═══ Provided entries
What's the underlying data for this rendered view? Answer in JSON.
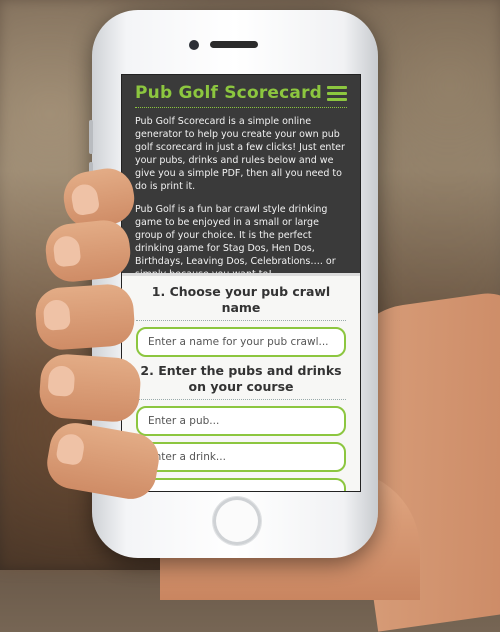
{
  "app": {
    "title": "Pub Golf Scorecard",
    "accent_color": "#8cc63f",
    "header_bg": "#3a3a3a"
  },
  "intro": {
    "p1": "Pub Golf Scorecard is a simple online generator to help you create your own pub golf scorecard in just a few clicks! Just enter your pubs, drinks and rules below and we give you a simple PDF, then all you need to do is print it.",
    "p2": "Pub Golf is a fun bar crawl style drinking game to be enjoyed in a small or large group of your choice. It is the perfect drinking game for Stag Dos, Hen Dos, Birthdays, Leaving Dos, Celebrations…. or simply because you want to!"
  },
  "step1": {
    "title": "1. Choose your pub crawl name",
    "name_placeholder": "Enter a name for your pub crawl..."
  },
  "step2": {
    "title": "2. Enter the pubs and drinks on your course",
    "pub_placeholder": "Enter a pub...",
    "drink_placeholder": "Enter a drink..."
  },
  "icons": {
    "menu": "hamburger-menu-icon"
  }
}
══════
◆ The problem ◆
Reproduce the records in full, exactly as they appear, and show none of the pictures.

◆ Answer to this problem ◆
What's the underlying data for this rendered view? Answer in JSON.
{
  "app": {
    "title": "Pub Golf Scorecard",
    "accent_color": "#8cc63f",
    "header_bg": "#3a3a3a"
  },
  "intro": {
    "p1": "Pub Golf Scorecard is a simple online generator to help you create your own pub golf scorecard in just a few clicks! Just enter your pubs, drinks and rules below and we give you a simple PDF, then all you need to do is print it.",
    "p2": "Pub Golf is a fun bar crawl style drinking game to be enjoyed in a small or large group of your choice. It is the perfect drinking game for Stag Dos, Hen Dos, Birthdays, Leaving Dos, Celebrations…. or simply because you want to!"
  },
  "step1": {
    "title": "1. Choose your pub crawl name",
    "name_placeholder": "Enter a name for your pub crawl..."
  },
  "step2": {
    "title": "2. Enter the pubs and drinks on your course",
    "pub_placeholder": "Enter a pub...",
    "drink_placeholder": "Enter a drink..."
  },
  "icons": {
    "menu": "hamburger-menu-icon"
  }
}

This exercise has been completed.